A previous post discussed the dismissal of Danisco‘s declaratory judgment action against its rival Novozymes. As described by the San Francisco district court decision, the Danish companies are “reputedly the two major competitors in the field of developing and supplying industrial enzymes used in the process of converting corn into ethanol fuel.”
Danisco’s lawsuit sought a judgment that the company’s Rapid Starch Liquefaction (RSL) alpha-amylase products did not infringe Novozymes’s U.S. Patent No. 8,252,573 (’573 Patent) and that the ’573 Patent is invalid.
The ’573 Patent is entitled “Alpha-amylase variant with altered properties” and is directed to an isolated variant polypeptide having alpha amylase activity and containing a proline substitution at position 188 (to yield a variant called “E188P”).
In the alternative, Danisco asked the court for a determination that its own U.S. Patent No. 8,084,240 (’240 Patent) has priority over the ’573 Patent. The ’240 Patent is entitled “Geobacillus stearothermophilus alpha-amylase (AMYS) variants with improved properties” and directed to an isolated variant of a truncated Geobacillus stearothermophilus enzyme also containing the proline substitution at position 188.
Novozymes had added the position 188 proline substitution to a claim late in prosecution of the application that issued as the ’573 Patent after learning that Danisco’s ’240 Patent would be granted with such a claim.
Although the district court conceded that the circumstances might reasonably suggest that Novozymes wanted to enforce the ’573 Patent against Danisco at some point, it held that events occurring prior to patent grant alone cannot support declaratory judgment jurisdiction.
Danisco appealed the district court decision dismissing the case, and the Court of Appeals for the Federal Circuit recently reversed the lower court, holding there was an actual controversy and that the DJ action could be sustained.
The appeals court made clear that the distinction between a patentee’s activities before and after a patent issues is not significant to a DJ analysis that is supposed to be flexible:

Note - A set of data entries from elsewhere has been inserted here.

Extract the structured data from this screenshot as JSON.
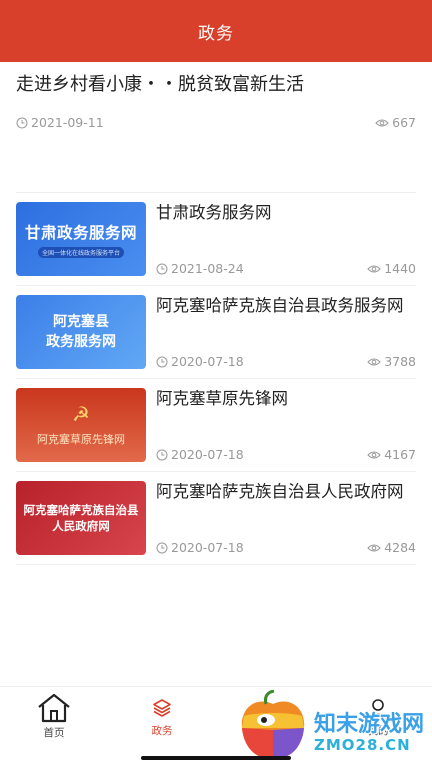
{
  "header": {
    "title": "政务"
  },
  "featured": {
    "title": "走进乡村看小康・・脱贫致富新生活",
    "date": "2021-09-11",
    "views": "667"
  },
  "items": [
    {
      "title": "甘肃政务服务网",
      "date": "2021-08-24",
      "views": "1440",
      "thumb_text": "甘肃政务服务网",
      "thumb_sub": "全国一体化在线政务服务平台"
    },
    {
      "title": "阿克塞哈萨克族自治县政务服务网",
      "date": "2020-07-18",
      "views": "3788",
      "thumb_line1": "阿克塞县",
      "thumb_line2": "政务服务网"
    },
    {
      "title": "阿克塞草原先锋网",
      "date": "2020-07-18",
      "views": "4167",
      "thumb_text": "阿克塞草原先锋网"
    },
    {
      "title": "阿克塞哈萨克族自治县人民政府网",
      "date": "2020-07-18",
      "views": "4284",
      "thumb_line1": "阿克塞哈萨克族自治县",
      "thumb_line2": "人民政府网"
    }
  ],
  "tabbar": {
    "tabs": [
      {
        "label": "首页",
        "icon": "home-icon"
      },
      {
        "label": "政务",
        "icon": "cube-icon"
      },
      {
        "label": "",
        "icon": ""
      },
      {
        "label": "我的",
        "icon": "user-icon"
      }
    ],
    "active_color": "#d9402b"
  },
  "watermark": {
    "text1": "知末游戏网",
    "text2": "ZMO28.CN"
  },
  "colors": {
    "brand": "#d9402b",
    "meta": "#999999"
  }
}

The district court’s categorical distinction between pre- and post-issuance conduct is . . . irreconcilable with the Supreme Court’s insistence on applying a flexible totality of circumstances test, its rejection of technical bright line rules, and our own precedent. Contrary to the district court’s stated view, we have never held that “pre-issuance conduct” cannot constitute an affirmative act . . .
The Federal Circuit found “the record demonstrates that a definite and concrete patent dispute exists” between the parties, based on Novozymes’s actions and statements about the Danisco enzyme product before and after its ’573 Patent issued:
Novozymes has insisted on multiple occasions that its ’573 patent claim reads on the BSG alpha-amylase with an E188P mutation, which is the active compound in Danisco’s RSL products and is claimed in Novozymes’s patent. The record shows that Novozymes sought its patent because it believed that Danisco’s products would infringe once the claim issued.
Significantly, the court of appeals observed that the parties have clearly staked out opposing legal positions on the patent rights at issue:
Novozymes twice asserted that Danisco’s ’240 patent was invalid and that Novozymes, not Danisco, is entitled to a patent on the claimed BSG E188P alpha-amylase invention. Danisco has taken a legal position that is entirely opposed to the position taken by Novozymes, viz., that Danisco successfully prosecuted and obtained the ’240 patent, that it is the rightful owner of the claimed invention, and that its RSL products do not infringe the claim of Novozymes’s ’573 patent.
In light of all the circumstances, including previous litigation and Novozymes’ conduct prior to issuance of the ’573 Patent, the Federal Circuit held that there is declaratory judgment jurisdiction here:
Novozymes has twice sued Danisco or its predecessors in interest for patent infringement regarding related liquefaction products. The parties have plainly been at war over patents involving genetically modified alpha-amylase enzymes and are likely to be for the foreseeable future. They thus have adverse legal interests over a dispute of sufficient reality that is capable of conclusive resolution through a declaratory judgment.